The 34-page statement kicks off the government’s $20.1 million plan to expand local markets and strengthen the Australian resources and energy sectors, declaring the country a leading exporter of iron ore, gold, coal and LNG production exports.
The strategy to ‘position the nation’s resources sector as a reliable, responsible and ready for the future investment destination’ was announced in the federal budget in May. It commits $20.1 million over two years to deliver the plan.
Pitt said the statement document outlined opportunities for the resources and energies sectors as market demand for major commodities and new energies technologies bounced back from the COVID-19 downturn.
“Australia’s resources exports have broken records over the past two years and are forecast to top $296 billion in 2020-21, despite a pandemic that has slowed global growth,” Pitt said.
“The global resources statement is an important first step in delivering the government’s Global Resources Strategy, and I would like to offer this document to our trading partners to consider Australia as a reliable, responsible and ready partner for the future.”
The document itself describes the strategy as a whole-of-government response to making Australia resilient to trade shocks such as those felt because of the COVID-19 pandemic. It also describes how Australia is ‘taking advantage of new opportunities’ borne from low emissions technologies, such as hydrogen and carbon capture, utilisation and storage (CCUS).
The minister also noted that being on Asia’s doorstep effectively made Australia the ‘supplier of choice in ever-expanding global supply chains’. The statement further explains that because Australia is situated close to other growing markets in the Indo-Pacific, suppliers have the advantage of ‘lower transport costs and shorter timeframes’ to service these markets.
Pitt said that a combination of Australia’s geographic position in the region, technological development to boost mine operations, and standards for `sustainable resource management’ and mine safety made the country a ‘low risk environment’ to invest and do business.
“Global demand for energy and mineral resources is projected to grow over the coming decades, driven by growing populations and fast-developing economies in our region,” Pitt said.
“This global resources statement promotes Australia’s strong resources credentials.

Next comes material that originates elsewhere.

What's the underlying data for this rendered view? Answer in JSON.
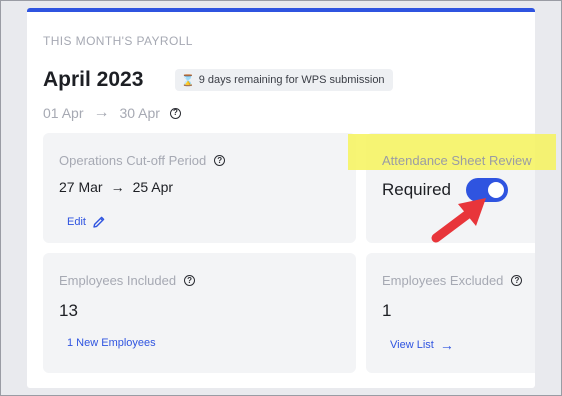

Australia is a reliable, responsible and ready partner for resources exploration, investment and supply.”
The statement also suggests that one of the leading reasons for global resource investors to come to Australia is because of the money the federal government has put into world-leading research and industry-led growth centres. This includes financial backing for the Australian Mining Equipment, Technology and Services (METS) sector via METS Ignited.
“The government has invested in world-leading geoscience institutions, cooperative research centres and industry-led growth centres. This will enable the sector to remain a global leader as a reliable supplier and innovative player for the future,” Pitt said.

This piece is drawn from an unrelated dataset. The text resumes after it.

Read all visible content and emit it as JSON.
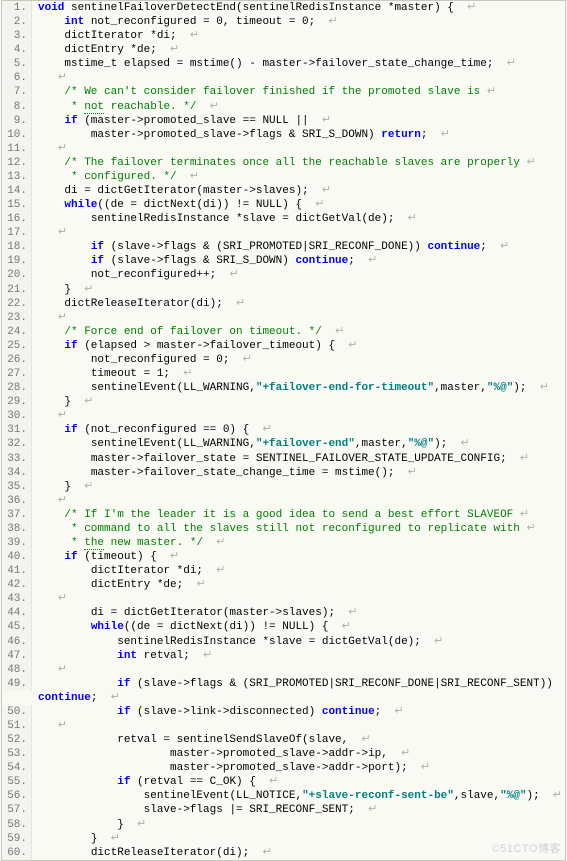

“The government supports Australia’s highly-skilled and innovative resource workers through targeted educational programs, ensuring our workers have the diverse and complex skills that new advanced technologies in the sector require.”

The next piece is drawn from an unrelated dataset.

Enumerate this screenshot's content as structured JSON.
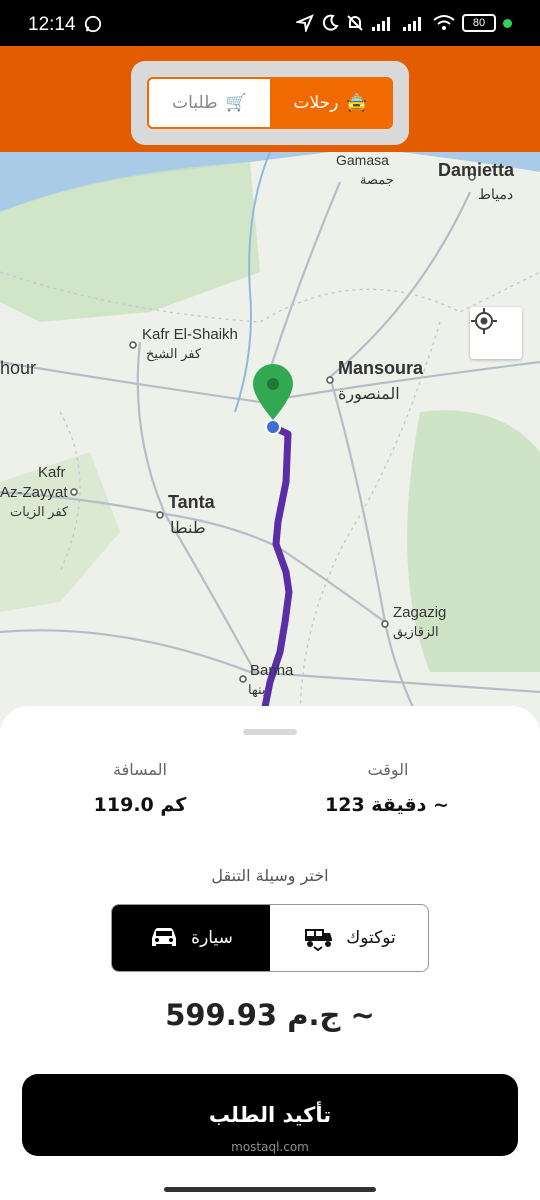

Last year foreign investment in Australia increased by $97.1 billion. The mining and quarrying industries were the top industries to attract foreign direct investment totalling $3,990.9 billion in 2020.